- Symbol: Au (from Latin aurum)
- Atomic number: 79
- Weight: 196.97
- One of the "noble" metals that do not oxidise under ordinary conditions
- Used in jewellery, electronics, aerospace and medicine
- Most gold in the earth's crust is thought to derive from meteors
- Biggest producers: China, Australia, US, Russia


Gold is valuable primarily because a lot of people believe it is. Gold's value is a cultural phenomenon. Its price is determined by a complex combination of factors but not necessarily need. Cultures that do not use gold or do not seek it do not value it. Gold is mainly an investment commodity. It is seen as a refuge from shaky currencies during tough economic times.


Gold has been prized throughout history. Cultures ranging from the ancient Egyptians to the Chinese to the Native Americans valued it for its beauty and unique characteristics. Gold was so treasured that the pursuit of it led to human atrocities ranging from war to colonialism to slavery. The Americas were colonized largely as a result of gold exploration. Spanish conquistador Hernan Cortez wiped out the Aztec Empire, and fellow Spaniard Francisco Pizarro destroyed the Inca Empire while plundering gold. Many human migrations, like the 1849 "gold rush" to California, were a direct result of gold discoveries. So many people moved to the California Territory that it gained statehood decades earlier than surrounding territories. Most paper money around the world was based on the gold standard until the 20th century. The Great Depression prompted most countries to leave the gold standard by 1932.

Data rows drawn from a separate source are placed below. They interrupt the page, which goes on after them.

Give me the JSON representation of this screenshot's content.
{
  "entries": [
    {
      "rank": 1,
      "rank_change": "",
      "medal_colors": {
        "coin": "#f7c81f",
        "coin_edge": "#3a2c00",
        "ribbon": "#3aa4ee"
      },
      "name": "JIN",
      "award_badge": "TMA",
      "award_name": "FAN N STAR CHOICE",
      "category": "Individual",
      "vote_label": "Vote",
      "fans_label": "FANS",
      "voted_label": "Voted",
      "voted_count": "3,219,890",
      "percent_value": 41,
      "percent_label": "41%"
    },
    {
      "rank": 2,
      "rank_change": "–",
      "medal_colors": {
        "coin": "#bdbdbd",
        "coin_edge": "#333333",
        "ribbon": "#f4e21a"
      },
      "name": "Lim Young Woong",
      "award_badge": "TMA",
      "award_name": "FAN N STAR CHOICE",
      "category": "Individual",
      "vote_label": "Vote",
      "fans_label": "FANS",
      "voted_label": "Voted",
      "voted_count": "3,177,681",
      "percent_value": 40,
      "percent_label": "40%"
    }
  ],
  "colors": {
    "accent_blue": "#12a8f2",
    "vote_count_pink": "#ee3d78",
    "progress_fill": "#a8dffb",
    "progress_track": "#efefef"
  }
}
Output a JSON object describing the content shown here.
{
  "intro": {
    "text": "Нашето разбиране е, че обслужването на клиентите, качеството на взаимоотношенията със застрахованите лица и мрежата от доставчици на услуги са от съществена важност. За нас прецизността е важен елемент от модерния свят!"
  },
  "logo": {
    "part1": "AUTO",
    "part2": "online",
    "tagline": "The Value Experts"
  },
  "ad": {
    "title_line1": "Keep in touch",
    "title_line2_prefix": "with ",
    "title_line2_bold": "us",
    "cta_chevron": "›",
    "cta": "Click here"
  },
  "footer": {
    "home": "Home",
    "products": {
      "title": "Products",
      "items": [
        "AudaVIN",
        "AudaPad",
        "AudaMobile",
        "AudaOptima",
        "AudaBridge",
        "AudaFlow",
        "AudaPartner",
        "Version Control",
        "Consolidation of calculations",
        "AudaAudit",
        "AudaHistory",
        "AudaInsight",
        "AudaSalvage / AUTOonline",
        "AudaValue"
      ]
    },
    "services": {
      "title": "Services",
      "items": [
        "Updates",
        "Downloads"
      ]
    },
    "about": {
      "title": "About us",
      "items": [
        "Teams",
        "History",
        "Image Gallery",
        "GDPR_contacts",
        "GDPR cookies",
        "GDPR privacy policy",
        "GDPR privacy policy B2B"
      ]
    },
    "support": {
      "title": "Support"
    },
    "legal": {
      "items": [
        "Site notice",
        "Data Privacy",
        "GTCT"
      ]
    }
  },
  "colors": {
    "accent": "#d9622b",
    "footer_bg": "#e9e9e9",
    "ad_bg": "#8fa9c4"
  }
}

Gold is valuable because it has unique properties. It is a soft metal, so it is easy to forge but incredibly strong. It does not tarnish, rust or corrode. Gold maintains an aesthetically pleasing luster over time. All these factors enticed cultures all over the world to treasure gold for artwork, jewelry and coinage. Gold is an element. On the periodic table it has atomic number 79, and its symbol is Au. It conducts heat and electricity well. That makes gold useful for electronics and chemical applications. Virtually every computer in the world has some gold in it.


Gold is actively traded on world markets. It is treated as a commodity, with the actual metal never changing hands. It is seen as a refuge for investments during tough economic times. Investors believe that gold will always hold its value, while currencies and stocks will not. Gold is valued in jewelry and artwork. It does not cause allergic reactions and requires no maintenance to sparkle and look great. Gold is also treasured in coinage and bullion. Gold coins made by ancient civilizations still survive today and are prized by collectors.


There are misconceptions about how the price of gold is determined. It is not only about supply and demand. In fact, in 1999 and 2000 there was a high demand for gold jewelry but the price of gold remained low. Gold's value is influenced more by world currency markets. The price of gold is closely linked to the confidence in the U.S. dollar. The value of gold rises as confidence in the dollar falls. There is also a misconception about the definition of "pure gold." Nearly all gold in private ownership is an alloy, meaning it is partially gold. It is commonly combined with silver or copper to make it hard enough to handle. Eighteen-karat gold is only 75 percent gold. Fourteen-karat gold is less than 60 percent gold.


Gold is also valuable because of its rarity. It is estimated that all the gold in the world would form a cube measuring just 19 meters on each side. That is a remarkably small amount considering the size of the Earth. More gold is mined all the time, but demand also increases as there are more people to desire it.